In terms of the horizon for art students, is it tough? Do graduates get to work within the field or the discipline they studied?
This is not unique to art students. English literature students are not becoming novelists. Of the thirty or forty people in my History of Art class at undergrad, only two of us are now art historians. When it comes to the undergraduate fine art degree, it’s always been the case that most won’t become artists. But I don’t see that as a bad thing. The art education is great, it allows you to become a creative thinker. It allows you to manage projects, to deal with people, it fosters visual literacy and it makes people culturally aware. Very few undergraduate degrees are vocational anyway and as a general foundation for someone who will be a participating member of society, the art degree is brilliant. Some people are becoming artists, but that doesn’t really matter. People come out and work in galleries, for art companies, in event management, in writing. Artists could be in galleries or making films, organising events or making objects. So when students are engaging in contemporary practice, they’re engaging in all of the different modes of contemporary cultural production.
We had a four year degree, but as of three weeks from now, the undergraduate will be a three year degree with the understanding that it will be coupled with a two year postgraduate. Because it’s being shaken up, it means we really have to consider what the undergraduate degree is for – it’s not merely to produce workers and I think that’s a really good and positive thing about the arts education. The idea that there is a benefit to the education itself is something we need to hold on to. It’s not merely about entering into a specific profession but more so about creating innovative, thoughtful, active citizens.
What about people who are starting? Anything particular to bear in mind?
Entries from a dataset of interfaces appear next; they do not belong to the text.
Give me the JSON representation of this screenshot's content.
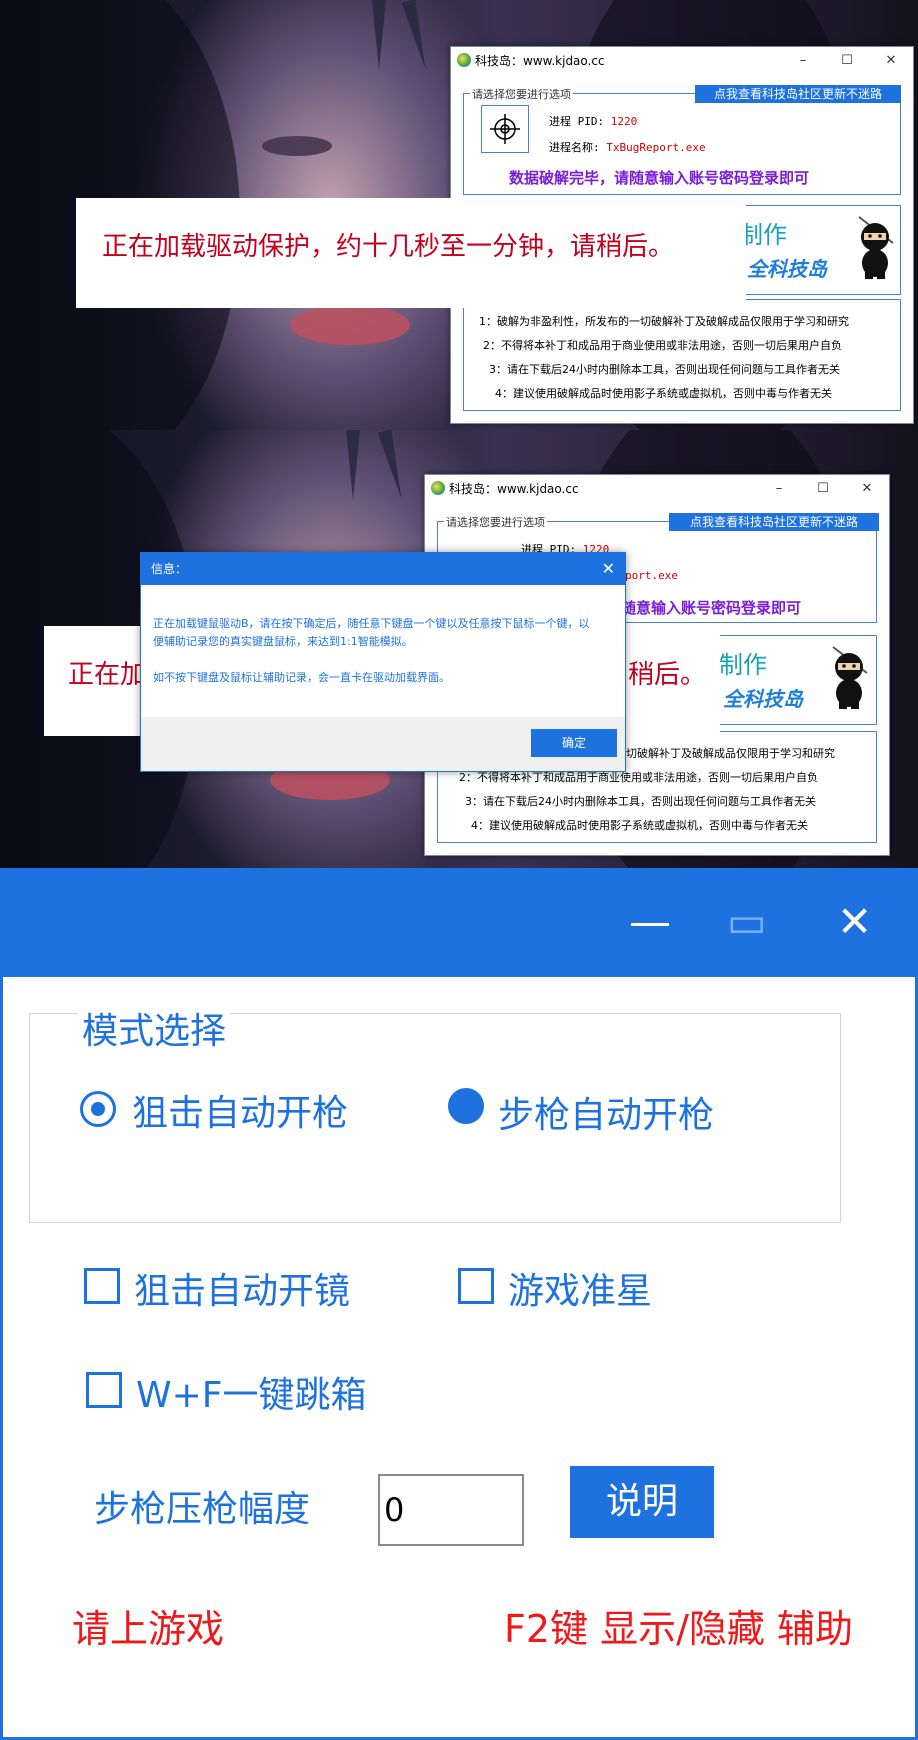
{
  "window": {
    "title": "科技岛：www.kjdao.cc",
    "minimize": "–",
    "maximize": "☐",
    "close": "✕"
  },
  "panel": {
    "group_label": "请选择您要进行选项",
    "community_button": "点我查看科技岛社区更新不迷路",
    "pid_label": "进程 PID:",
    "pid_value": "1220",
    "name_label": "进程名称:",
    "name_value": "TxBugReport.exe",
    "name_value_partial": "port.exe",
    "status_message": "数据破解完毕，请随意输入账号密码登录即可",
    "status_message_partial": "随意输入账号密码登录即可",
    "made_text": "制作",
    "brand_text": "全科技岛",
    "rules": [
      "1：破解为非盈利性，所发布的一切破解补丁及破解成品仅限用于学习和研究",
      "2：不得将本补丁和成品用于商业使用或非法用途，否则一切后果用户自负",
      "3：请在下载后24小时内删除本工具，否则出现任何问题与工具作者无关",
      "4：建议使用破解成品时使用影子系统或虚拟机，否则中毒与作者无关"
    ],
    "rule1_partial": "一切破解补丁及破解成品仅限用于学习和研究",
    "rule2_partial": "2：不得将本补丁和成品用于商业使用或非法用途，否则一切后果用户自负"
  },
  "loading_banner": {
    "full": "正在加载驱动保护，约十几秒至一分钟，请稍后。",
    "left_part": "正在加",
    "right_part": "稍后。"
  },
  "dialog": {
    "title": "信息：",
    "close": "✕",
    "line1": "正在加载键鼠驱动B，请在按下确定后，随任意下键盘一个键以及任意按下鼠标一个键，以便辅助记录您的真实键盘鼠标，来达到1:1智能模拟。",
    "line2": "如不按下键盘及鼠标让辅助记录，会一直卡在驱动加载界面。",
    "ok": "确定"
  },
  "assist": {
    "minimize": "—",
    "maximize": "▭",
    "close": "✕",
    "mode_label": "模式选择",
    "mode_options": [
      "狙击自动开枪",
      "步枪自动开枪"
    ],
    "checkboxes": [
      "狙击自动开镜",
      "游戏准星",
      "W+F一键跳箱"
    ],
    "recoil_label": "步枪压枪幅度",
    "recoil_value": "0",
    "help_button": "说明",
    "status_left": "请上游戏",
    "status_right": "F2键 显示/隐藏 辅助"
  },
  "colors": {
    "accent": "#1d72df",
    "status_red": "#f01818",
    "banner_red": "#c4001c",
    "purple": "#7a1ed8"
  }
}
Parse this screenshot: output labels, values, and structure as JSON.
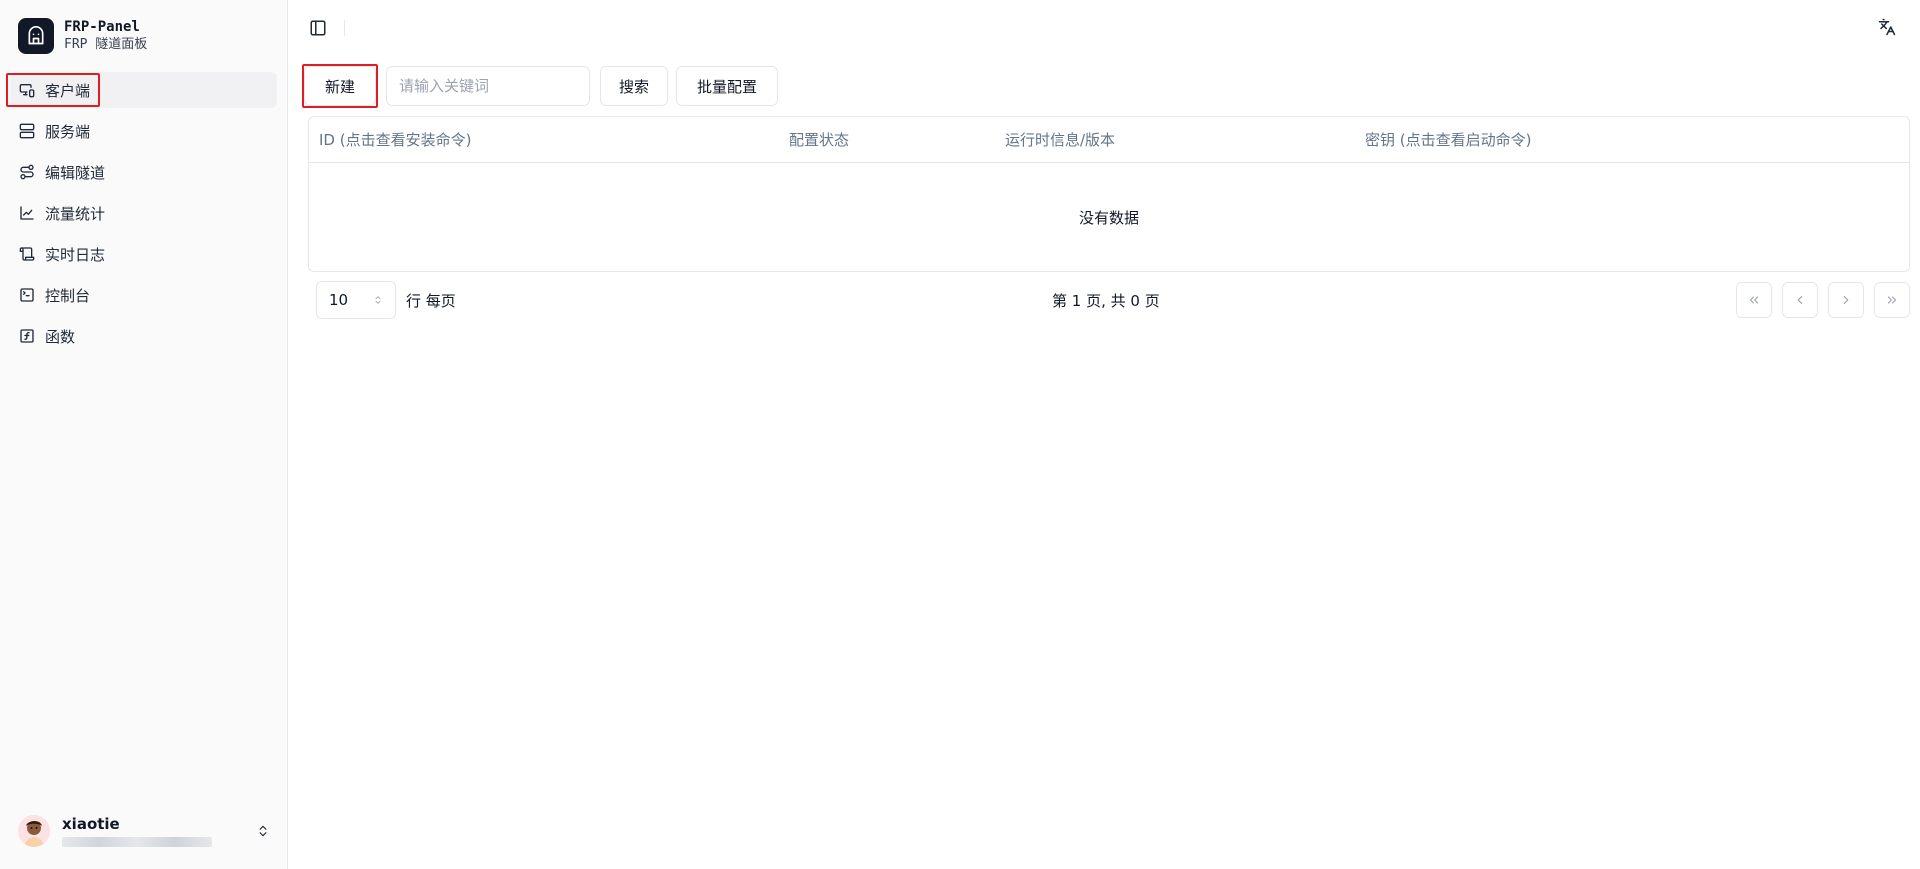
{
  "brand": {
    "title": "FRP-Panel",
    "subtitle": "FRP 隧道面板",
    "logo_icon": "building-icon"
  },
  "sidebar": {
    "items": [
      {
        "label": "客户端",
        "icon": "monitor-smartphone-icon",
        "active": true
      },
      {
        "label": "服务端",
        "icon": "server-icon",
        "active": false
      },
      {
        "label": "编辑隧道",
        "icon": "route-icon",
        "active": false
      },
      {
        "label": "流量统计",
        "icon": "chart-icon",
        "active": false
      },
      {
        "label": "实时日志",
        "icon": "scroll-icon",
        "active": false
      },
      {
        "label": "控制台",
        "icon": "terminal-icon",
        "active": false
      },
      {
        "label": "函数",
        "icon": "function-icon",
        "active": false
      }
    ]
  },
  "user": {
    "name": "xiaotie"
  },
  "toolbar": {
    "new_label": "新建",
    "search_placeholder": "请输入关键词",
    "search_label": "搜索",
    "batch_label": "批量配置"
  },
  "table": {
    "columns": [
      "ID (点击查看安装命令)",
      "配置状态",
      "运行时信息/版本",
      "密钥 (点击查看启动命令)"
    ],
    "empty_text": "没有数据"
  },
  "pagination": {
    "page_size": "10",
    "rows_label": "行 每页",
    "page_info": "第 1 页, 共 0 页"
  },
  "colors": {
    "highlight": "#e11d24",
    "sidebar_bg": "#fafafa",
    "active_bg": "#f1f1f3",
    "header_text": "#64748b"
  }
}
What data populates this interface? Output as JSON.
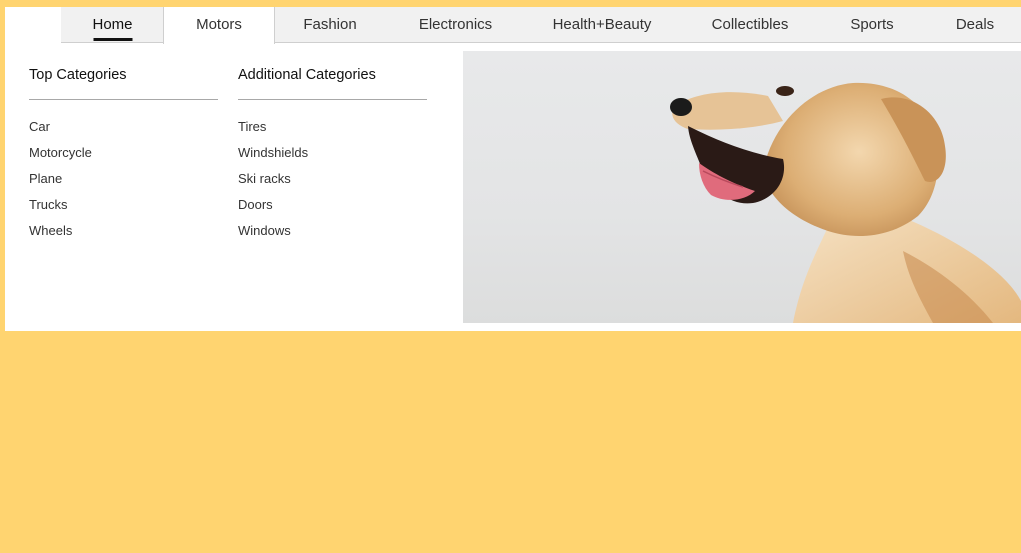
{
  "nav": {
    "items": [
      {
        "label": "Home"
      },
      {
        "label": "Motors"
      },
      {
        "label": "Fashion"
      },
      {
        "label": "Electronics"
      },
      {
        "label": "Health+Beauty"
      },
      {
        "label": "Collectibles"
      },
      {
        "label": "Sports"
      },
      {
        "label": "Deals"
      }
    ],
    "current": "Home",
    "open_menu": "Motors"
  },
  "dropdown": {
    "top_categories": {
      "title": "Top Categories",
      "items": [
        "Car",
        "Motorcycle",
        "Plane",
        "Trucks",
        "Wheels"
      ]
    },
    "additional_categories": {
      "title": "Additional Categories",
      "items": [
        "Tires",
        "Windshields",
        "Ski racks",
        "Doors",
        "Windows"
      ]
    },
    "hero_image": "golden-retriever-yawning"
  },
  "colors": {
    "page_background": "#ffd470",
    "nav_background": "#f1f1f1",
    "panel_background": "#ffffff",
    "active_underline": "#111111",
    "text": "#333333"
  }
}
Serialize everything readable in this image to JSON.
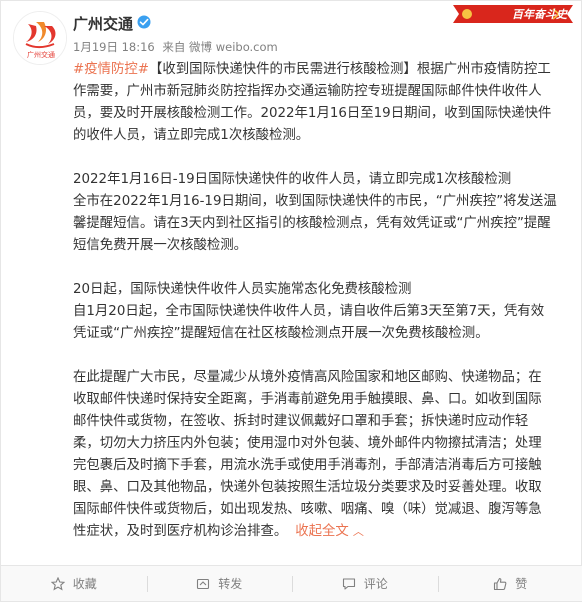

I probably shouldn’t admit this because I’m a lecturer, but the most important things I learned in college were from the other students. The more you put into it, the more you get out of it. Students can be a little passive, they expect to be told things. There’s a shift from school to university, you’re not just being taught, you’re learning. It’s a privilege and an opportunity. It’s a great time to experiment with ideas, with lives, with all sorts of things. The students who throw themselves into the process of experimentation get the most out of it. The more you engage, the more you get out of it.